NJ Governor Phil Murphy today signed an Executive Order directing the New Jersey Department of Health and the Board of Medical Examiners to review the state’s existing medical marijuana program. The goal of the review is to eliminate barriers to access for patients who suffer from illnesses that could be treated with medical marijuana.
“We need to treat our residents with compassion,” Governor Murphy said. “We cannot turn a deaf ear to our veterans, the families of children facing terminal illness, or to any of the other countless New Jerseyans who only wish to be treated like people, and not criminals. And, doctors deserve the ability to provide their patients with access to medical marijuana free of stigmatization.”
A New Jersey Workers’ Compensation Judge, Ingrid L. French, ordered that a marijuana prescription was the responsibility of a workers’ compensation insurance company. The Judge stated, “While the Court is sensitive to the controversy surrounding the medicinal use of marijuana, whether or not it should be prescribed for a patient in a state where it is legal to prescribe it, is a medical decision that is within the boundaries of the laws in the State of New Jersey. In this case, there is no dispute that all of the credible evidence presented confirms that this Petitioner is an appropriate candidate for New Jersey’s medical marijuana program.” Watson v 84 Lumber CP 2009-15740 (NJ DWC 2016) Decided: 12.15.2016
“One of the primary benefits under the Workers' Compensation Act is that of medical benefits. Medical benefits are mandated by the Act, and require the employer to furnish the injured worker with medical, surgical and other treatment and hospital services as are necessary “to cure and relieve the worker of the effects of the injury and to restore the functions of the injured member or organ” if possible.” N.J.S.A. 34:15-15. Gelman, Jon L, Workers Compensation Law, 38 NJPRAC 12.4 (Thomson-Reuters 2017).
Currently, New Jersey limits marijuana prescriptions only to those who have certain state-approved conditions. Further, due to administrative barriers put in place by the Christie administration, New Jersey’s highly stringent rules have means countless residents who could benefit from medical marijuana are left out of the program.

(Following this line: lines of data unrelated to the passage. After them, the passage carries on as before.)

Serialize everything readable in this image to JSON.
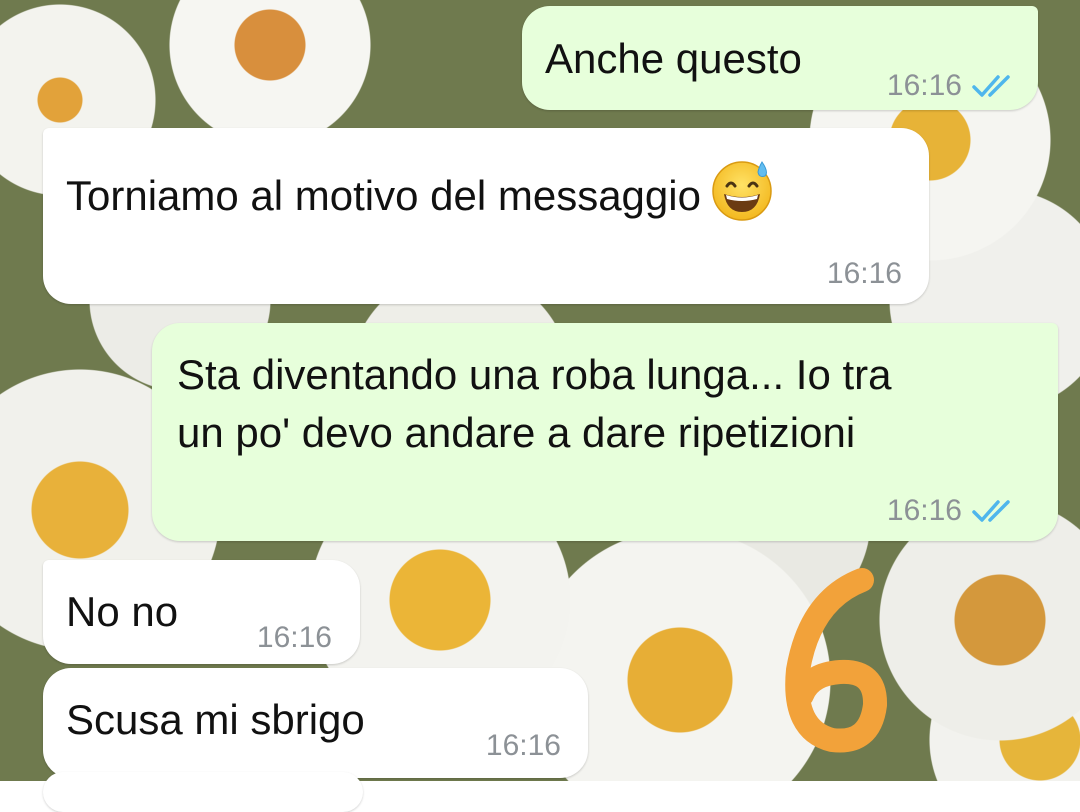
{
  "messages": [
    {
      "id": "m1",
      "direction": "outgoing",
      "text": "Anche questo",
      "time": "16:16",
      "status": "read"
    },
    {
      "id": "m2",
      "direction": "incoming",
      "text": "Torniamo al motivo del messaggio",
      "emoji": "grinning-face-with-sweat",
      "time": "16:16"
    },
    {
      "id": "m3",
      "direction": "outgoing",
      "text_line1": "Sta diventando una roba lunga... Io tra",
      "text_line2": "un po' devo andare a dare ripetizioni",
      "time": "16:16",
      "status": "read"
    },
    {
      "id": "m4",
      "direction": "incoming",
      "text": "No no",
      "time": "16:16"
    },
    {
      "id": "m5",
      "direction": "incoming",
      "text": "Scusa mi sbrigo",
      "time": "16:16"
    }
  ],
  "annotation": {
    "text": "6",
    "color": "#f2a23a"
  },
  "colors": {
    "outgoing_bubble": "#e7ffdb",
    "incoming_bubble": "#ffffff",
    "read_ticks": "#4fb6ec",
    "timestamp": "#8c9196"
  }
}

Current enrollees, more than 15,000, have access to only five dispensaries in operation in the state.
To combat lack of access, the Executive Order mandates that the Department of Health and Board of Medical Examiners complete the review of New Jersey’s medical marijuana program within 60 days. The Order also requires that the review’s findings are submitted along with recommendations for new rules and regulations – or for the elimination of existing ones.
Another goal of the Executive Order and subsequent review is to eliminate the stigma that many doctors feel when prescribing medical marijuana. That issue is exacerbated by state law requiring medical professionals to publicly register in order to become certified prescribers of medicinal marijuana.
“Many aspects of New Jersey’s medical marijuana program are written in statute,” Governor Murphy said. “But our law is eight years old. Since it took effect, significant medical research has been conducted. Our goal is to modernize the program in New Jersey, bring it up to current standards, and put patients first.”
The current law was approved by the Legislature and enacted in January 2010.
Governor Murphy said he remains committed to working with the New Jersey Legislature to pass comprehensive marijuana reform.